THE BLOG

The Future of Italy

One thing is certain: Mr. Berlusconi's parabola of success is near the end, a parabola which has hovered over Italy for years damaging it. His announced resignation is a sign of defeat. When Mr. Berlusconi entered the political arena in 1994, Italy had just recovered from a devastating economic crisis thanks to the efforts of the Amato and Ciampi governments, the hard sacrifices of ordinary citizens, the extraordinary work done by the all social parts in signing an agreement avoiding bankruptcy. Now, these 17 years of Berlusconi end with Italy again standing on the edge of a cliff, with a growing public debt, without the reforms necessary to modernize the country. The global financial crisis affects the Italian economic frame and even though this scenario has everything it needs to recover, it is unfortunately "weighed down" by an "Italian System," which has been weakened by years of immobility. The tycoon, who had promised liberal reforms, took care of his personal problems, his companies, his lawsuits.

What's going to happen now? The path chosen by Berlusconi is quite clear: he wants to conduct the country to elections. Meaning there will be months of conflict, a harsh election campaign full of debates and insults (the thing he has always known how to do best), leaving Italy at the mercy of international diffidence and of financial speculation by those who have identified Italy as the weak link. In these conditions, where will the spread between the Italian titles and the German ones arrive seeing that during the morning it dramatically crossed the 560 threshold? Every single delay or uncertainty can immediately and rapidly become irreparable. And Berlusconi's strategy is leading right in this direction.

The path needed to overcome this situation is totally different. The strategy should be one of an emergency government, lead by someone recognized in Italy and abroad for his capacities and credibility, because credibility is Italy's greatest deficit at the moment. This government should be widely supported in Parliament and recognized by the citizens. The choices this executive would be called to make in this final segment of legislature (which ends in 2013) are not easy but certainly necessary. Public money has to be kept safe and a serious spending review of the costs of public administration is a must; the larger expenditure areas have to be reviewed, such as pensions, without punishing anyone but creating a unification between the generations, between the fathers and children of a county where the unemployment rate among the young is over 20% and the numbers are higher in Southern Italy. Laws have to be enacted to cut this unbearable lack of employment and rebalance a tax system that today is a burden on enterprise and work. Taxes for great patrimonies should be increased, the costs of politics should be decreased as should the size of administrative structures. A new government definitely has to write a new electoral law. Measures are needed to reverse this climate of distrust and give a boost to growth so avoiding a recession that would place Italy in the past and not the future and launch the country into an precarious situation both economically and institutionally.

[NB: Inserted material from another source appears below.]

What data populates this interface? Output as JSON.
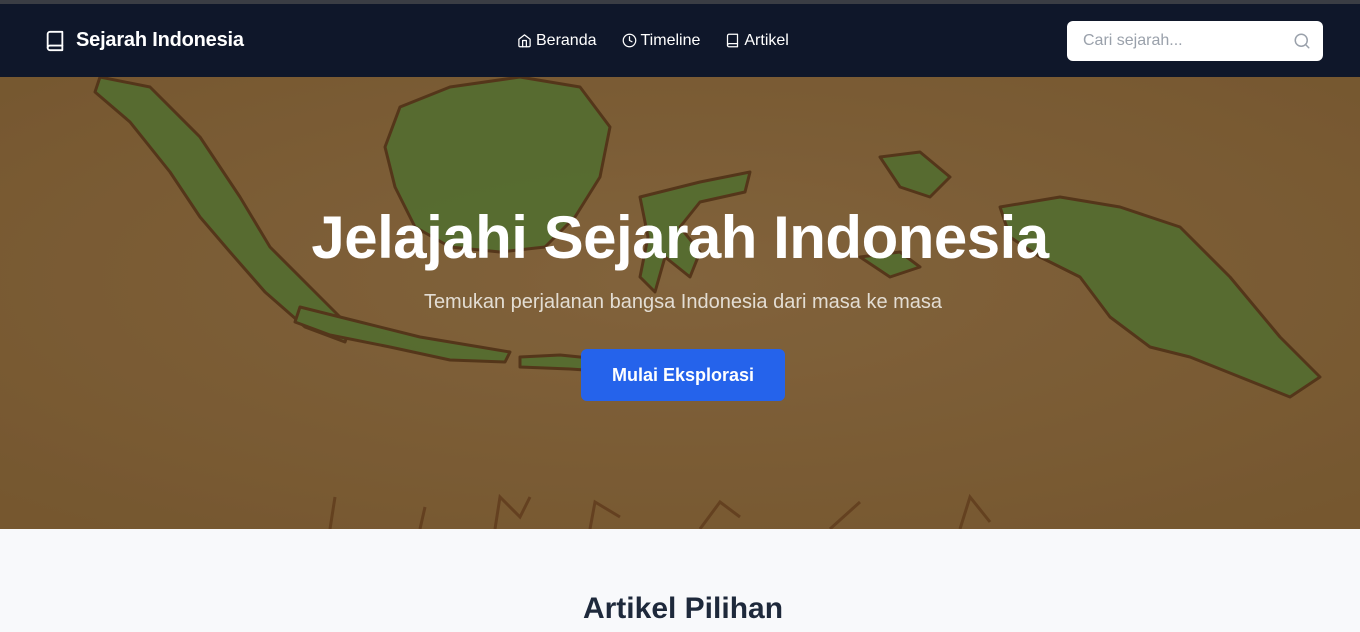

Italy has all of the extraordinary resources and forces necessary, talent and creativity, capable entrepreneurs and workers and a solid industrial structure and great potential. Italy has the will to begin investing in the green economy and the new innovative sectors but all this is not possible if the right choices are not made, if the reforms we've been waiting for are not enacted.

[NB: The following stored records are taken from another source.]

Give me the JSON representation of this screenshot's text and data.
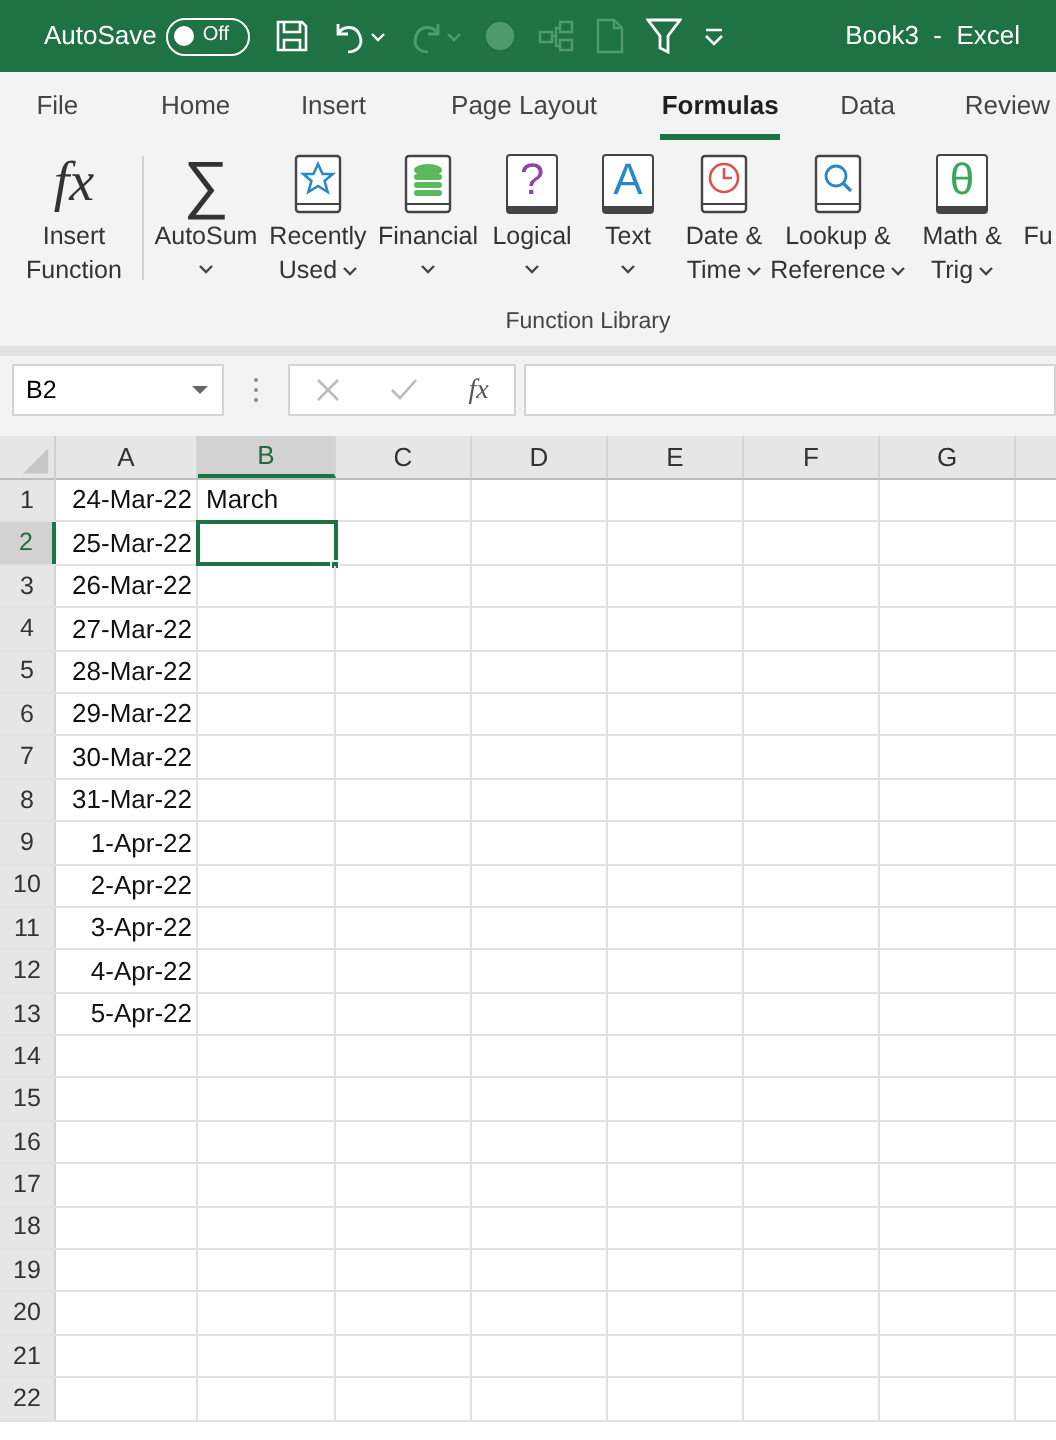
{
  "title_bar": {
    "autosave_label": "AutoSave",
    "autosave_toggle": {
      "label": "Off",
      "on": false
    },
    "title": "Book3  -  Excel"
  },
  "tabs": [
    {
      "label": "File",
      "selected": false
    },
    {
      "label": "Home",
      "selected": false
    },
    {
      "label": "Insert",
      "selected": false
    },
    {
      "label": "Page Layout",
      "selected": false
    },
    {
      "label": "Formulas",
      "selected": true
    },
    {
      "label": "Data",
      "selected": false
    },
    {
      "label": "Review",
      "selected": false
    }
  ],
  "ribbon": {
    "buttons": [
      {
        "kind": "fx",
        "glyph": "fx",
        "lines": [
          "Insert",
          "Function"
        ],
        "dropdown": false
      },
      {
        "kind": "sigma",
        "glyph": "∑",
        "lines": [
          "AutoSum"
        ],
        "dropdown": true
      },
      {
        "kind": "star",
        "lines": [
          "Recently",
          "Used"
        ],
        "dropdown": true
      },
      {
        "kind": "coins",
        "lines": [
          "Financial"
        ],
        "dropdown": true
      },
      {
        "kind": "glyph-book",
        "glyph": "?",
        "color": "#8e44ad",
        "lines": [
          "Logical"
        ],
        "dropdown": true
      },
      {
        "kind": "glyph-book",
        "glyph": "A",
        "color": "#2b88c8",
        "lines": [
          "Text"
        ],
        "dropdown": true
      },
      {
        "kind": "clock",
        "lines": [
          "Date &",
          "Time"
        ],
        "dropdown": true
      },
      {
        "kind": "lens",
        "lines": [
          "Lookup &",
          "Reference"
        ],
        "dropdown": true
      },
      {
        "kind": "glyph-book",
        "glyph": "θ",
        "color": "#3aa55d",
        "lines": [
          "Math &",
          "Trig"
        ],
        "dropdown": true
      },
      {
        "kind": "partial",
        "lines": [
          "Fu"
        ],
        "dropdown": false
      }
    ],
    "group_label": "Function Library"
  },
  "name_box": {
    "value": "B2"
  },
  "formula_bar": {
    "function_symbol": "fx"
  },
  "columns": [
    {
      "label": "A",
      "selected": false
    },
    {
      "label": "B",
      "selected": true
    },
    {
      "label": "C",
      "selected": false
    },
    {
      "label": "D",
      "selected": false
    },
    {
      "label": "E",
      "selected": false
    },
    {
      "label": "F",
      "selected": false
    },
    {
      "label": "G",
      "selected": false
    }
  ],
  "rows": [
    {
      "number": "1",
      "selected": false,
      "a": "24-Mar-22",
      "b": "March"
    },
    {
      "number": "2",
      "selected": true,
      "a": "25-Mar-22"
    },
    {
      "number": "3",
      "selected": false,
      "a": "26-Mar-22"
    },
    {
      "number": "4",
      "selected": false,
      "a": "27-Mar-22"
    },
    {
      "number": "5",
      "selected": false,
      "a": "28-Mar-22"
    },
    {
      "number": "6",
      "selected": false,
      "a": "29-Mar-22"
    },
    {
      "number": "7",
      "selected": false,
      "a": "30-Mar-22"
    },
    {
      "number": "8",
      "selected": false,
      "a": "31-Mar-22"
    },
    {
      "number": "9",
      "selected": false,
      "a": "1-Apr-22"
    },
    {
      "number": "10",
      "selected": false,
      "a": "2-Apr-22"
    },
    {
      "number": "11",
      "selected": false,
      "a": "3-Apr-22"
    },
    {
      "number": "12",
      "selected": false,
      "a": "4-Apr-22"
    },
    {
      "number": "13",
      "selected": false,
      "a": "5-Apr-22"
    },
    {
      "number": "14",
      "selected": false
    },
    {
      "number": "15",
      "selected": false
    },
    {
      "number": "16",
      "selected": false
    },
    {
      "number": "17",
      "selected": false
    },
    {
      "number": "18",
      "selected": false
    },
    {
      "number": "19",
      "selected": false
    },
    {
      "number": "20",
      "selected": false
    },
    {
      "number": "21",
      "selected": false
    },
    {
      "number": "22",
      "selected": false
    }
  ]
}
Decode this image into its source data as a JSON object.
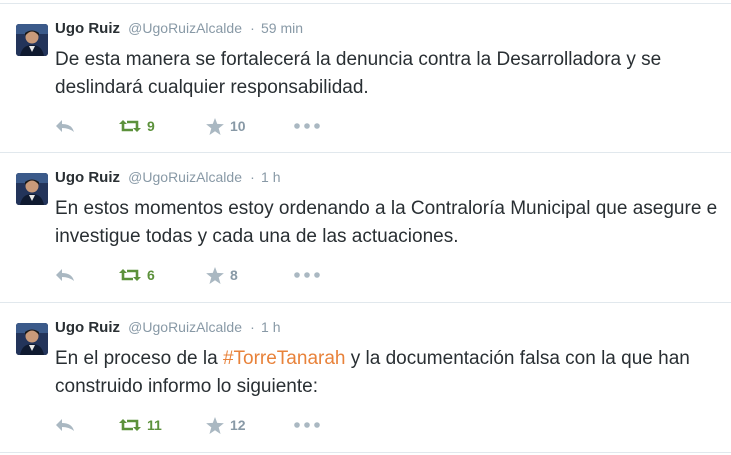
{
  "colors": {
    "name": "#292f33",
    "meta": "#8899a6",
    "hashtag": "#e8823a",
    "retweet_active": "#5c913b",
    "icon_grey": "#aab8c2",
    "divider": "#e1e8ed"
  },
  "icons": {
    "reply": "reply-icon",
    "retweet": "retweet-icon",
    "favorite": "star-icon",
    "more": "more-dots-icon"
  },
  "tweets": [
    {
      "fullname": "Ugo Ruiz",
      "username": "@UgoRuizAlcalde",
      "separator": "·",
      "time": "59 min",
      "text": "De esta manera se fortalecerá la denuncia contra la Desarrolladora y se deslindará cualquier responsabilidad.",
      "retweets": "9",
      "favorites": "10"
    },
    {
      "fullname": "Ugo Ruiz",
      "username": "@UgoRuizAlcalde",
      "separator": "·",
      "time": "1 h",
      "text": "En estos momentos estoy ordenando a la Contraloría Municipal que asegure e investigue todas y cada una de las actuaciones.",
      "retweets": "6",
      "favorites": "8"
    },
    {
      "fullname": "Ugo Ruiz",
      "username": "@UgoRuizAlcalde",
      "separator": "·",
      "time": "1 h",
      "text_before": "En el proceso de la ",
      "hashtag": "#TorreTanarah",
      "text_after": " y la documentación falsa con la que han construido informo lo siguiente:",
      "retweets": "11",
      "favorites": "12"
    }
  ]
}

Some speak about the various paths taken during this crisis by European countries: the one taken by Zapatero and the one taken by the Greek Papandreou. Zapatero announced his resignation and the dissolution of parliament and contemporaneously started up some measures agreed upon with the opposition to overcome the crisis. Papandreou left his position and an emergency government was installed with a solid leader who is now moving its first steps. The solution I indicate is similar to the one taken by Papandreou. However, I want it to be clear that the path chosen by Berlusconi is not the same as the one chosen by Zapatero. In Spain the first minister tried to find an agreement between all the political sides to give immediate answers to the citizens and Europe. Here, even in his decline, Berlusconi is following an opposite path, dividing the country and heading towards a clash during new elections. This is the wrong path to take and Italy cannot allow this to happen.